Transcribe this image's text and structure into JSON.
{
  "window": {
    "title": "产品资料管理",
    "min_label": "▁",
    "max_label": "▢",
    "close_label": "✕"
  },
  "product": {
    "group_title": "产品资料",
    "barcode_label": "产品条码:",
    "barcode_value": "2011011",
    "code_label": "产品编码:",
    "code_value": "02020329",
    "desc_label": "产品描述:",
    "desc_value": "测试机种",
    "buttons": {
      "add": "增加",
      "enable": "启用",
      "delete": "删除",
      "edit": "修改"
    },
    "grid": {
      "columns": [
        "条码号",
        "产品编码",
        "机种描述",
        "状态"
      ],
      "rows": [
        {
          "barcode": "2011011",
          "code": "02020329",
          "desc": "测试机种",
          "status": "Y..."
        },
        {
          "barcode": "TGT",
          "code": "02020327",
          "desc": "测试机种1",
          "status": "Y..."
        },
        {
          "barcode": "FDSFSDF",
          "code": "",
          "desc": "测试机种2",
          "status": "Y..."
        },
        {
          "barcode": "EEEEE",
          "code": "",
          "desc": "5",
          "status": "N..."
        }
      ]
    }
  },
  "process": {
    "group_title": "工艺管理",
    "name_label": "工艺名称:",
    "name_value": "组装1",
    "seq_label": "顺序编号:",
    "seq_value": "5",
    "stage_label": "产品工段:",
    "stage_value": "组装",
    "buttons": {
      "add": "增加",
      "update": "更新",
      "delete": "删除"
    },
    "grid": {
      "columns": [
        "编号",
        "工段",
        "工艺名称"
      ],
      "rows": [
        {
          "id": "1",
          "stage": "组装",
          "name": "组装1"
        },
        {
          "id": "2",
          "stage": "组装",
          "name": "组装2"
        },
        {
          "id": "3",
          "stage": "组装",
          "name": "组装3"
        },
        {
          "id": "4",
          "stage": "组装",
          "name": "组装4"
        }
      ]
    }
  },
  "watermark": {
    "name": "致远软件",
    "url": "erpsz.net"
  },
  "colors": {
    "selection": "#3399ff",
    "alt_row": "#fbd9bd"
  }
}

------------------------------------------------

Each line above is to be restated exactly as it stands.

YOUR RESPONSE:
Transcribe this image's text and structure into JSON.
{
  "window": {
    "title": "产品资料管理",
    "min_label": "▁",
    "max_label": "▢",
    "close_label": "✕"
  },
  "product": {
    "group_title": "产品资料",
    "barcode_label": "产品条码:",
    "barcode_value": "2011011",
    "code_label": "产品编码:",
    "code_value": "02020329",
    "desc_label": "产品描述:",
    "desc_value": "测试机种",
    "buttons": {
      "add": "增加",
      "enable": "启用",
      "delete": "删除",
      "edit": "修改"
    },
    "grid": {
      "columns": [
        "条码号",
        "产品编码",
        "机种描述",
        "状态"
      ],
      "rows": [
        {
          "barcode": "2011011",
          "code": "02020329",
          "desc": "测试机种",
          "status": "Y..."
        },
        {
          "barcode": "TGT",
          "code": "02020327",
          "desc": "测试机种1",
          "status": "Y..."
        },
        {
          "barcode": "FDSFSDF",
          "code": "",
          "desc": "测试机种2",
          "status": "Y..."
        },
        {
          "barcode": "EEEEE",
          "code": "",
          "desc": "5",
          "status": "N..."
        }
      ]
    }
  },
  "process": {
    "group_title": "工艺管理",
    "name_label": "工艺名称:",
    "name_value": "组装1",
    "seq_label": "顺序编号:",
    "seq_value": "5",
    "stage_label": "产品工段:",
    "stage_value": "组装",
    "buttons": {
      "add": "增加",
      "update": "更新",
      "delete": "删除"
    },
    "grid": {
      "columns": [
        "编号",
        "工段",
        "工艺名称"
      ],
      "rows": [
        {
          "id": "1",
          "stage": "组装",
          "name": "组装1"
        },
        {
          "id": "2",
          "stage": "组装",
          "name": "组装2"
        },
        {
          "id": "3",
          "stage": "组装",
          "name": "组装3"
        },
        {
          "id": "4",
          "stage": "组装",
          "name": "组装4"
        }
      ]
    }
  },
  "watermark": {
    "name": "致远软件",
    "url": "erpsz.net"
  },
  "colors": {
    "selection": "#3399ff",
    "alt_row": "#fbd9bd"
  }
}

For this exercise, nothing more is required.